*Activity:* When copying the records below, omit any image and print everything else exactly.

*Materials provided:*
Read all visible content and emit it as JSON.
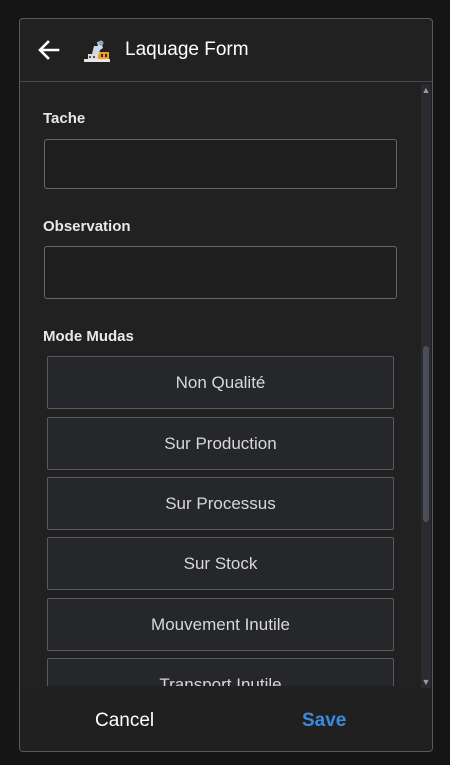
{
  "header": {
    "title": "Laquage Form",
    "back_icon": "arrow-left-icon",
    "app_icon": "factory-icon"
  },
  "form": {
    "tache": {
      "label": "Tache",
      "value": ""
    },
    "observation": {
      "label": "Observation",
      "value": ""
    },
    "mode_mudas": {
      "label": "Mode Mudas",
      "options": [
        "Non Qualité",
        "Sur Production",
        "Sur Processus",
        "Sur Stock",
        "Mouvement Inutile",
        "Transport Inutile"
      ]
    }
  },
  "footer": {
    "cancel_label": "Cancel",
    "save_label": "Save"
  },
  "colors": {
    "accent": "#3c8ae0",
    "background": "#212121"
  }
}
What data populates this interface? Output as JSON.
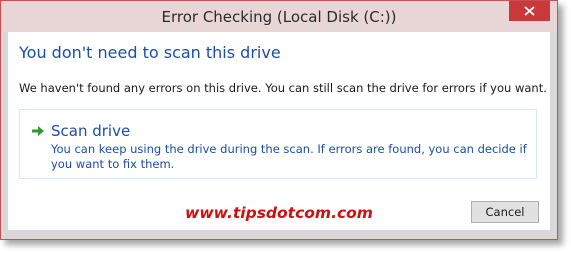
{
  "window": {
    "title": "Error Checking (Local Disk (C:))",
    "close_icon": "close-icon"
  },
  "dialog": {
    "heading": "You don't need to scan this drive",
    "message": "We haven't found any errors on this drive. You can still scan the drive for errors if you want.",
    "scan_option": {
      "icon": "green-arrow-icon",
      "title": "Scan drive",
      "description": "You can keep using the drive during the scan. If errors are found, you can decide if you want to fix them."
    },
    "watermark": "www.tipsdotcom.com",
    "cancel_label": "Cancel"
  },
  "colors": {
    "heading": "#1a4fa3",
    "close_button": "#c7393a",
    "watermark": "#cc1111",
    "arrow": "#2e9b2e"
  }
}
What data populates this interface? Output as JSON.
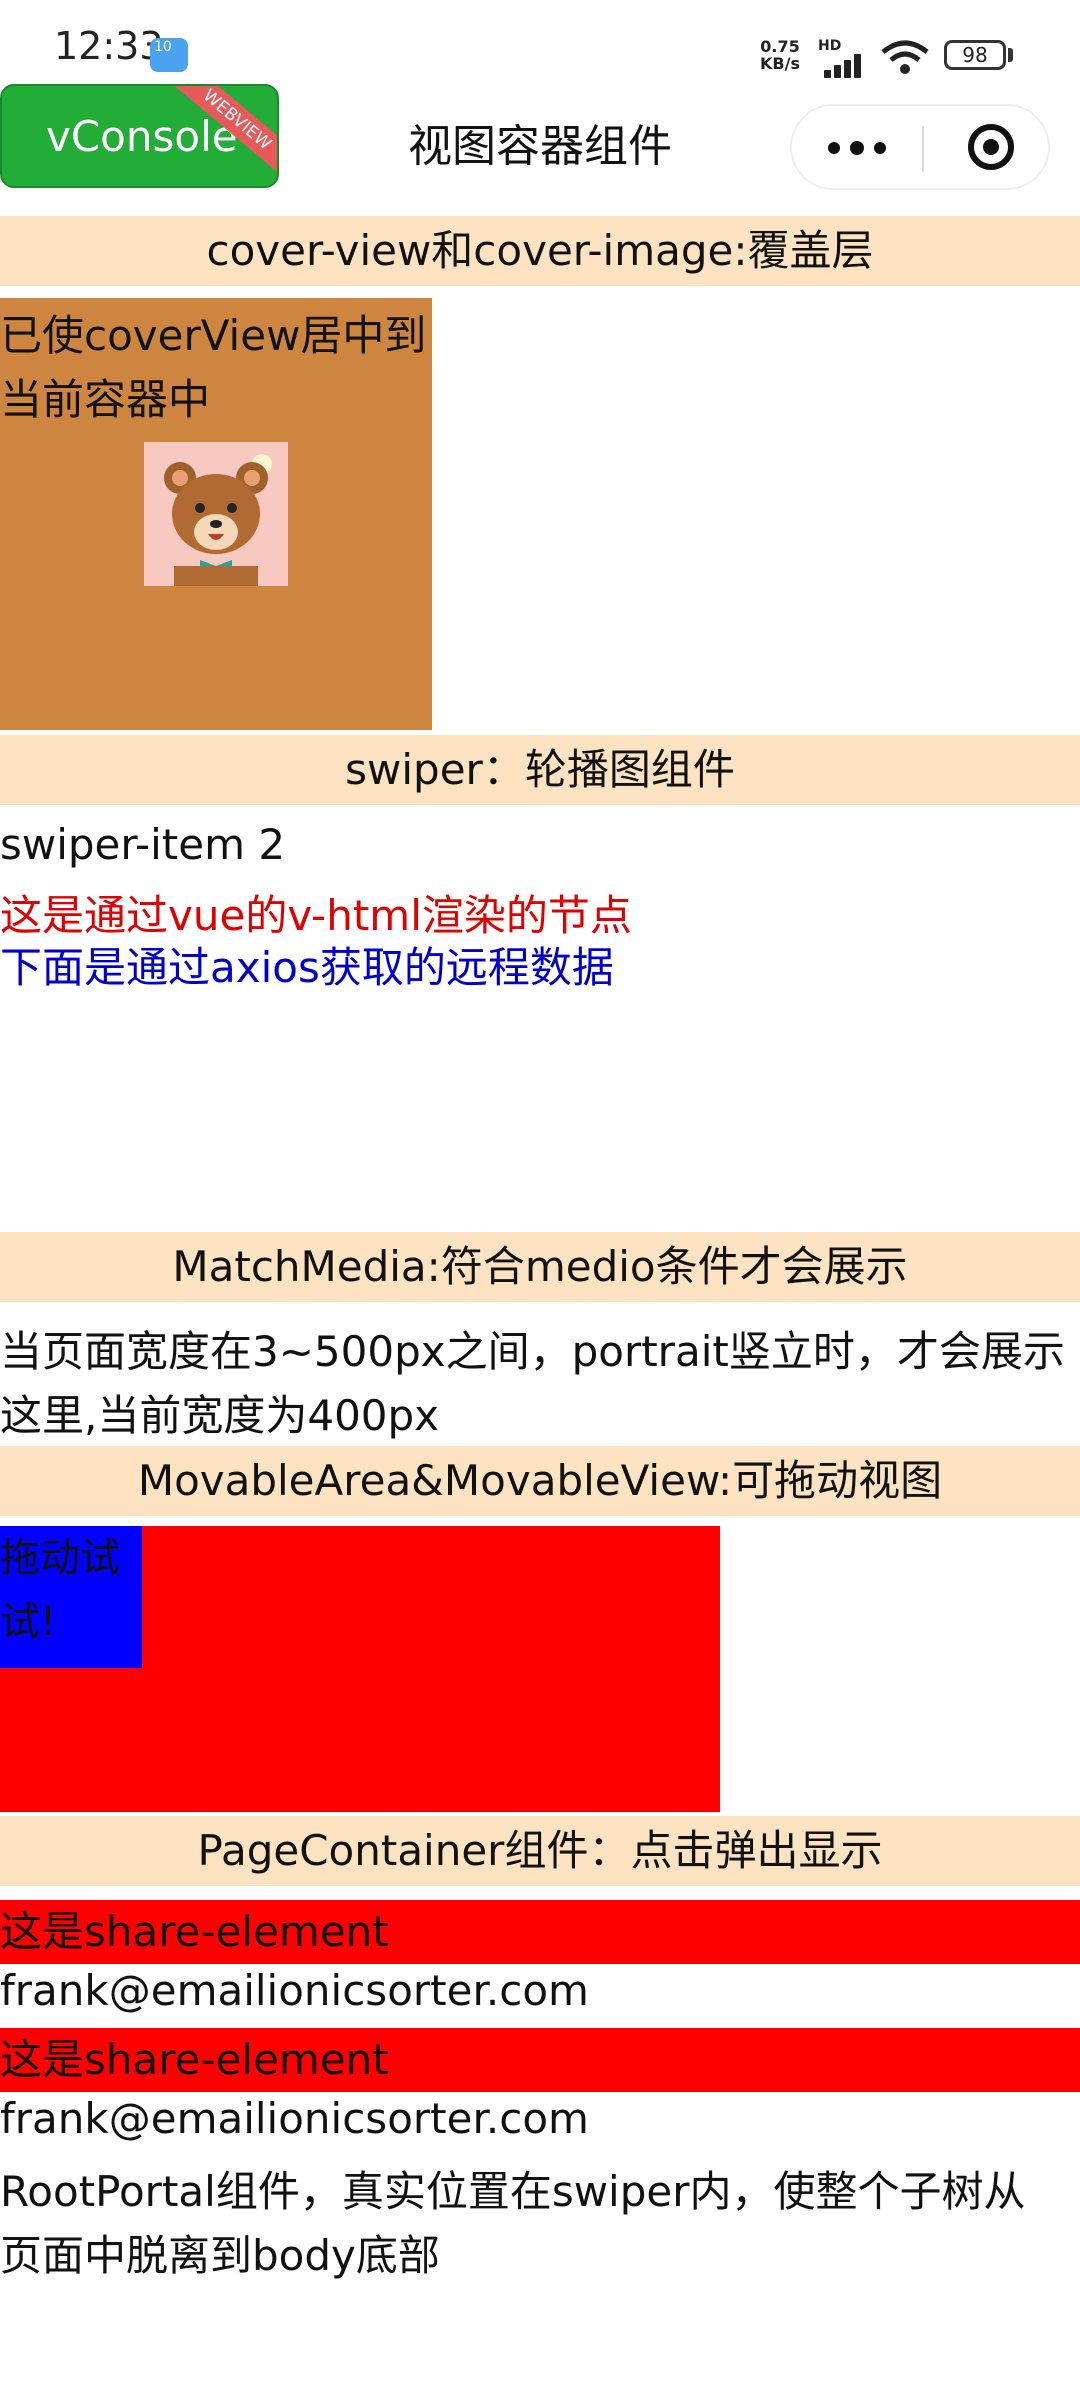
{
  "status": {
    "time": "12:33",
    "notification_badge": "10",
    "net_speed_top": "0.75",
    "net_speed_bottom": "KB/s",
    "hd": "HD",
    "battery": "98"
  },
  "nav": {
    "vconsole_label": "vConsole",
    "vconsole_ribbon": "WEBVIEW",
    "title": "视图容器组件"
  },
  "sections": {
    "cover": "cover-view和cover-image:覆盖层",
    "swiper": "swiper：轮播图组件",
    "match_media": "MatchMedia:符合medio条件才会展示",
    "movable": "MovableArea&MovableView:可拖动视图",
    "page_container": "PageContainer组件：点击弹出显示"
  },
  "cover": {
    "text": "已使coverView居中到当前容器中",
    "image_icon": "bear-icon"
  },
  "swiper": {
    "item_label": "swiper-item 2",
    "vhtml_text": "这是通过vue的v-html渲染的节点",
    "axios_text": "下面是通过axios获取的远程数据"
  },
  "match_media": {
    "text_line1": "当页面宽度在3~500px之间，portrait竖立时，才会展示",
    "text_line2": "这里,当前宽度为400px"
  },
  "movable": {
    "view_text": "拖动试试!"
  },
  "page_container": {
    "share_label_1": "这是share-element",
    "email_1": "frank@emailionicsorter.com",
    "share_label_2": "这是share-element",
    "email_2": "frank@emailionicsorter.com"
  },
  "root_portal": {
    "line1": "RootPortal组件，真实位置在swiper内，使整个子树从",
    "line2": "页面中脱离到body底部"
  },
  "colors": {
    "section_header_bg": "#fde3c2",
    "cover_bg": "#cd853f",
    "movable_area": "#ff0000",
    "movable_view": "#0000ff",
    "vconsole_green": "#22ac38",
    "vhtml_text": "#e00000",
    "axios_text": "#0000cc"
  }
}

*Solution to this exercise:*
Read all visible content and emit it as JSON.
{
  "header": {
    "title": "Laquage Form",
    "back_icon": "arrow-left-icon",
    "app_icon": "factory-icon"
  },
  "form": {
    "tache": {
      "label": "Tache",
      "value": ""
    },
    "observation": {
      "label": "Observation",
      "value": ""
    },
    "mode_mudas": {
      "label": "Mode Mudas",
      "options": [
        "Non Qualité",
        "Sur Production",
        "Sur Processus",
        "Sur Stock",
        "Mouvement Inutile",
        "Transport Inutile"
      ]
    }
  },
  "footer": {
    "cancel_label": "Cancel",
    "save_label": "Save"
  },
  "colors": {
    "accent": "#3c8ae0",
    "background": "#212121"
  }
}
What data populates this interface? Output as JSON.
{
  "window": {
    "title": "Error Checking (Local Disk (C:))",
    "close_icon": "close-icon"
  },
  "dialog": {
    "heading": "You don't need to scan this drive",
    "message": "We haven't found any errors on this drive. You can still scan the drive for errors if you want.",
    "scan_option": {
      "icon": "green-arrow-icon",
      "title": "Scan drive",
      "description": "You can keep using the drive during the scan. If errors are found, you can decide if you want to fix them."
    },
    "watermark": "www.tipsdotcom.com",
    "cancel_label": "Cancel"
  },
  "colors": {
    "heading": "#1a4fa3",
    "close_button": "#c7393a",
    "watermark": "#cc1111",
    "arrow": "#2e9b2e"
  }
}
What data populates this interface? Output as JSON.
{
  "status": {
    "time": "12:33",
    "notification_badge": "10",
    "net_speed_top": "0.75",
    "net_speed_bottom": "KB/s",
    "hd": "HD",
    "battery": "98"
  },
  "nav": {
    "vconsole_label": "vConsole",
    "vconsole_ribbon": "WEBVIEW",
    "title": "视图容器组件"
  },
  "sections": {
    "cover": "cover-view和cover-image:覆盖层",
    "swiper": "swiper：轮播图组件",
    "match_media": "MatchMedia:符合medio条件才会展示",
    "movable": "MovableArea&MovableView:可拖动视图",
    "page_container": "PageContainer组件：点击弹出显示"
  },
  "cover": {
    "text": "已使coverView居中到当前容器中",
    "image_icon": "bear-icon"
  },
  "swiper": {
    "item_label": "swiper-item 2",
    "vhtml_text": "这是通过vue的v-html渲染的节点",
    "axios_text": "下面是通过axios获取的远程数据"
  },
  "match_media": {
    "text_line1": "当页面宽度在3~500px之间，portrait竖立时，才会展示",
    "text_line2": "这里,当前宽度为400px"
  },
  "movable": {
    "view_text": "拖动试试!"
  },
  "page_container": {
    "share_label_1": "这是share-element",
    "email_1": "frank@emailionicsorter.com",
    "share_label_2": "这是share-element",
    "email_2": "frank@emailionicsorter.com"
  },
  "root_portal": {
    "line1": "RootPortal组件，真实位置在swiper内，使整个子树从",
    "line2": "页面中脱离到body底部"
  },
  "colors": {
    "section_header_bg": "#fde3c2",
    "cover_bg": "#cd853f",
    "movable_area": "#ff0000",
    "movable_view": "#0000ff",
    "vconsole_green": "#22ac38",
    "vhtml_text": "#e00000",
    "axios_text": "#0000cc"
  }
}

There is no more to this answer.